■ PROBLEM TO WORK ON:
This exercise asks for a copy of each line in the records below with the word "memory" in it.

■ DATA UNDER STUDY:
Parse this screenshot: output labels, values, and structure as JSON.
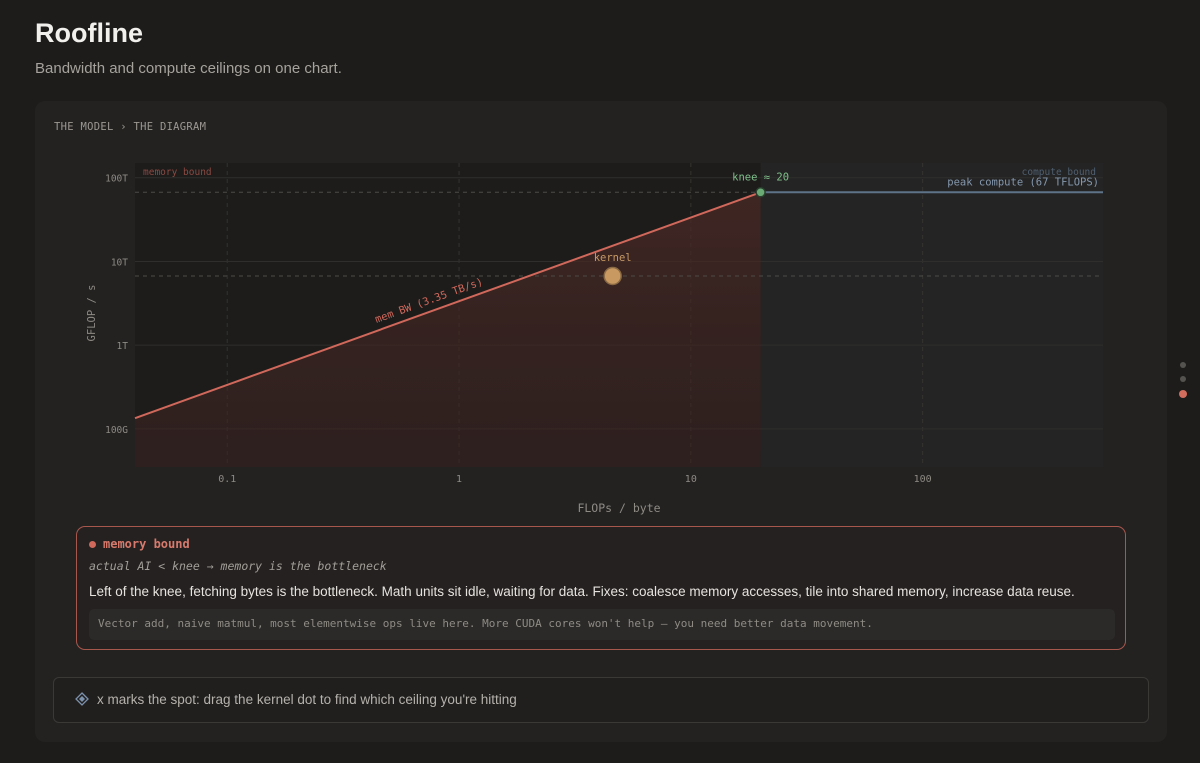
{
  "page": {
    "title": "Roofline",
    "subtitle": "Bandwidth and compute ceilings on one chart."
  },
  "breadcrumb": "THE MODEL › THE DIAGRAM",
  "chart_data": {
    "type": "line",
    "xlabel": "FLOPs / byte",
    "ylabel": "GFLOP / s",
    "x_scale": "log",
    "y_scale": "log",
    "xlim": [
      0.04,
      600
    ],
    "ylim": [
      35,
      150000
    ],
    "x_ticks": [
      {
        "value": 0.1,
        "label": "0.1"
      },
      {
        "value": 1,
        "label": "1"
      },
      {
        "value": 10,
        "label": "10"
      },
      {
        "value": 100,
        "label": "100"
      }
    ],
    "y_ticks": [
      {
        "value": 100,
        "label": "100G"
      },
      {
        "value": 1000,
        "label": "1T"
      },
      {
        "value": 10000,
        "label": "10T"
      },
      {
        "value": 100000,
        "label": "100T"
      }
    ],
    "series": [
      {
        "name": "mem BW (3.35 TB/s)",
        "color": "#d0685b",
        "points": [
          [
            0.04,
            134
          ],
          [
            20,
            67000
          ]
        ]
      },
      {
        "name": "peak compute (67 TFLOPS)",
        "color": "#5f7388",
        "points": [
          [
            20,
            67000
          ],
          [
            600,
            67000
          ]
        ]
      }
    ],
    "ref_levels": [
      67000,
      6700
    ],
    "knee": {
      "x": 20,
      "y": 67000,
      "label": "knee ≈ 20",
      "color": "#6aaa75"
    },
    "kernel": {
      "x": 4.6,
      "y": 6700,
      "label": "kernel",
      "color": "#c89a62"
    },
    "regions": {
      "left": "memory bound",
      "right": "compute bound"
    },
    "grid": true
  },
  "regime": {
    "title": "memory bound",
    "condition": "actual AI < knee → memory is the bottleneck",
    "description": "Left of the knee, fetching bytes is the bottleneck. Math units sit idle, waiting for data. Fixes: coalesce memory accesses, tile into shared memory, increase data reuse.",
    "examples": "Vector add, naive matmul, most elementwise ops live here. More CUDA cores won't help — you need better data movement."
  },
  "hint": {
    "icon": "diamond-icon",
    "text": "x marks the spot: drag the kernel dot to find which ceiling you're hitting"
  },
  "side_nav": {
    "count": 3,
    "active": 2
  }
}
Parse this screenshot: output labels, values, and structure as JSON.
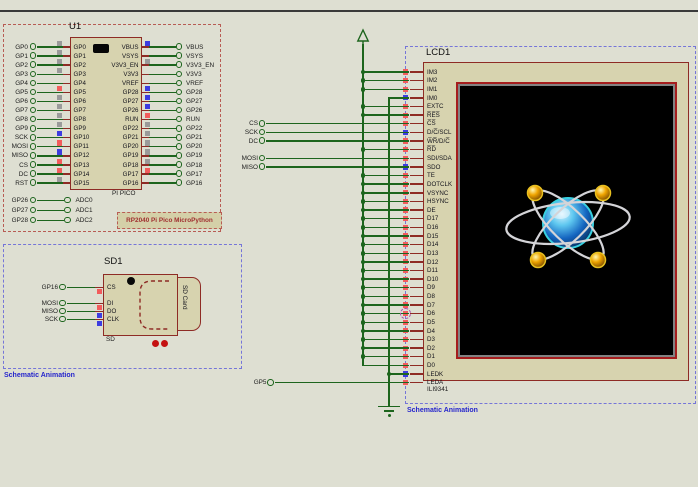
{
  "app": {
    "background": "#dedfd2",
    "top_border_color": "#3a3a3a"
  },
  "colors": {
    "wire": "#1d651d",
    "pin": "#8e2b25",
    "chip_fill": "#d7d3af",
    "state_red": "#f25c5c",
    "state_blue": "#3c3ce0",
    "state_gray": "#9a9a9a",
    "group_red": "#b85c54",
    "group_blue": "#7575d8",
    "annotation_blue": "#2525cc",
    "label_red": "#a03030",
    "screen_border": "#a51d1d",
    "screen_frame": "#828282",
    "screen_bg": "#000000"
  },
  "pico": {
    "ref": "U1",
    "value": "PI PICO",
    "group_label": "RP2040 Pi Pico MicroPython",
    "left_pins": [
      {
        "t": "GP0",
        "p": "GP0",
        "s": "gray"
      },
      {
        "t": "GP1",
        "p": "GP1",
        "s": "gray"
      },
      {
        "t": "GP2",
        "p": "GP2",
        "s": "gray"
      },
      {
        "t": "GP3",
        "p": "GP3",
        "s": "gray"
      },
      {
        "t": "GP4",
        "p": "GP4",
        "s": "none"
      },
      {
        "t": "GP5",
        "p": "GP5",
        "s": "red"
      },
      {
        "t": "GP6",
        "p": "GP6",
        "s": "gray"
      },
      {
        "t": "GP7",
        "p": "GP7",
        "s": "gray"
      },
      {
        "t": "GP8",
        "p": "GP8",
        "s": "gray"
      },
      {
        "t": "GP9",
        "p": "GP9",
        "s": "gray"
      },
      {
        "t": "SCK",
        "p": "GP10",
        "s": "blue"
      },
      {
        "t": "MOSI",
        "p": "GP11",
        "s": "red"
      },
      {
        "t": "MISO",
        "p": "GP12",
        "s": "blue"
      },
      {
        "t": "CS",
        "p": "GP13",
        "s": "red"
      },
      {
        "t": "DC",
        "p": "GP14",
        "s": "red"
      },
      {
        "t": "RST",
        "p": "GP15",
        "s": "gray"
      }
    ],
    "right_pins": [
      {
        "p": "VBUS",
        "t": "VBUS",
        "s": "blue"
      },
      {
        "p": "VSYS",
        "t": "VSYS",
        "s": "none"
      },
      {
        "p": "V3V3_EN",
        "t": "V3V3_EN",
        "s": "gray"
      },
      {
        "p": "V3V3",
        "t": "V3V3",
        "s": "none"
      },
      {
        "p": "VREF",
        "t": "VREF",
        "s": "none"
      },
      {
        "p": "GP28",
        "t": "GP28",
        "s": "blue"
      },
      {
        "p": "GP27",
        "t": "GP27",
        "s": "blue"
      },
      {
        "p": "GP26",
        "t": "GP26",
        "s": "blue"
      },
      {
        "p": "RUN",
        "t": "RUN",
        "s": "red"
      },
      {
        "p": "GP22",
        "t": "GP22",
        "s": "gray"
      },
      {
        "p": "GP21",
        "t": "GP21",
        "s": "gray"
      },
      {
        "p": "GP20",
        "t": "GP20",
        "s": "gray"
      },
      {
        "p": "GP19",
        "t": "GP19",
        "s": "gray"
      },
      {
        "p": "GP18",
        "t": "GP18",
        "s": "gray"
      },
      {
        "p": "GP17",
        "t": "GP17",
        "s": "red"
      },
      {
        "p": "GP16",
        "t": "GP16",
        "s": "none"
      }
    ],
    "adc_links": [
      {
        "l": "GP26",
        "r": "ADC0"
      },
      {
        "l": "GP27",
        "r": "ADC1"
      },
      {
        "l": "GP28",
        "r": "ADC2"
      }
    ]
  },
  "lcd": {
    "ref": "LCD1",
    "value": "ILI9341",
    "group_label": "Schematic Animation",
    "pins": [
      {
        "n": "IM3",
        "s": "red",
        "w": "rail1"
      },
      {
        "n": "IM2",
        "s": "red",
        "w": "rail1"
      },
      {
        "n": "IM1",
        "s": "red",
        "w": "rail1"
      },
      {
        "n": "IM0",
        "s": "blue",
        "w": "rail2start"
      },
      {
        "n": "EXTC",
        "s": "red",
        "w": "rail1"
      },
      {
        "n": "R̅E̅S̅",
        "s": "red",
        "w": "rail1"
      },
      {
        "n": "C̅S̅",
        "s": "red",
        "w": "term",
        "term": "CS"
      },
      {
        "n": "D/C̅/SCL",
        "s": "blue",
        "w": "term",
        "term": "SCK"
      },
      {
        "n": "W̅R̅/D/C̅",
        "s": "red",
        "w": "term",
        "term": "DC"
      },
      {
        "n": "R̅D̅",
        "s": "red",
        "w": "rail1"
      },
      {
        "n": "SDI/SDA",
        "s": "red",
        "w": "term",
        "term": "MOSI"
      },
      {
        "n": "SDO",
        "s": "blue",
        "w": "term",
        "term": "MISO"
      },
      {
        "n": "TE",
        "s": "red",
        "w": "rail1"
      },
      {
        "n": "DOTCLK",
        "s": "red",
        "w": "rail1"
      },
      {
        "n": "VSYNC",
        "s": "red",
        "w": "rail1"
      },
      {
        "n": "HSYNC",
        "s": "red",
        "w": "rail1"
      },
      {
        "n": "DE",
        "s": "red",
        "w": "rail1"
      },
      {
        "n": "D17",
        "s": "red",
        "w": "rail1"
      },
      {
        "n": "D16",
        "s": "red",
        "w": "rail1"
      },
      {
        "n": "D15",
        "s": "red",
        "w": "rail1"
      },
      {
        "n": "D14",
        "s": "red",
        "w": "rail1"
      },
      {
        "n": "D13",
        "s": "red",
        "w": "rail1"
      },
      {
        "n": "D12",
        "s": "red",
        "w": "rail1"
      },
      {
        "n": "D11",
        "s": "red",
        "w": "rail1"
      },
      {
        "n": "D10",
        "s": "red",
        "w": "rail1"
      },
      {
        "n": "D9",
        "s": "red",
        "w": "rail1"
      },
      {
        "n": "D8",
        "s": "red",
        "w": "rail1"
      },
      {
        "n": "D7",
        "s": "red",
        "w": "rail1"
      },
      {
        "n": "D6",
        "s": "red",
        "w": "rail1",
        "marker": true
      },
      {
        "n": "D5",
        "s": "red",
        "w": "rail1"
      },
      {
        "n": "D4",
        "s": "red",
        "w": "rail1"
      },
      {
        "n": "D3",
        "s": "red",
        "w": "rail1"
      },
      {
        "n": "D2",
        "s": "red",
        "w": "rail1"
      },
      {
        "n": "D1",
        "s": "red",
        "w": "rail1"
      },
      {
        "n": "D0",
        "s": "red",
        "w": "rail1end"
      },
      {
        "n": "LEDK",
        "s": "blue",
        "w": "rail2dot"
      },
      {
        "n": "LEDA",
        "s": "red",
        "w": "term",
        "term": "GP5"
      }
    ]
  },
  "sd": {
    "ref": "SD1",
    "value": "SD",
    "card_label": "SD Card",
    "group_label": "Schematic Animation",
    "pins": [
      {
        "t": "GP16",
        "n": "CS",
        "s": "red"
      },
      {
        "t": "MOSI",
        "n": "DI",
        "s": "red"
      },
      {
        "t": "MISO",
        "n": "DO",
        "s": "blue"
      },
      {
        "t": "SCK",
        "n": "CLK",
        "s": "blue"
      }
    ]
  }
}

■ RESULT:
      "left": "memory bound",
    "title": "memory bound",
    "condition": "actual AI < knee → memory is the bottleneck",
    "description": "Left of the knee, fetching bytes is the bottleneck. Math units sit idle, waiting for data. Fixes: coalesce memory accesses, tile into shared memory, increase data reuse.",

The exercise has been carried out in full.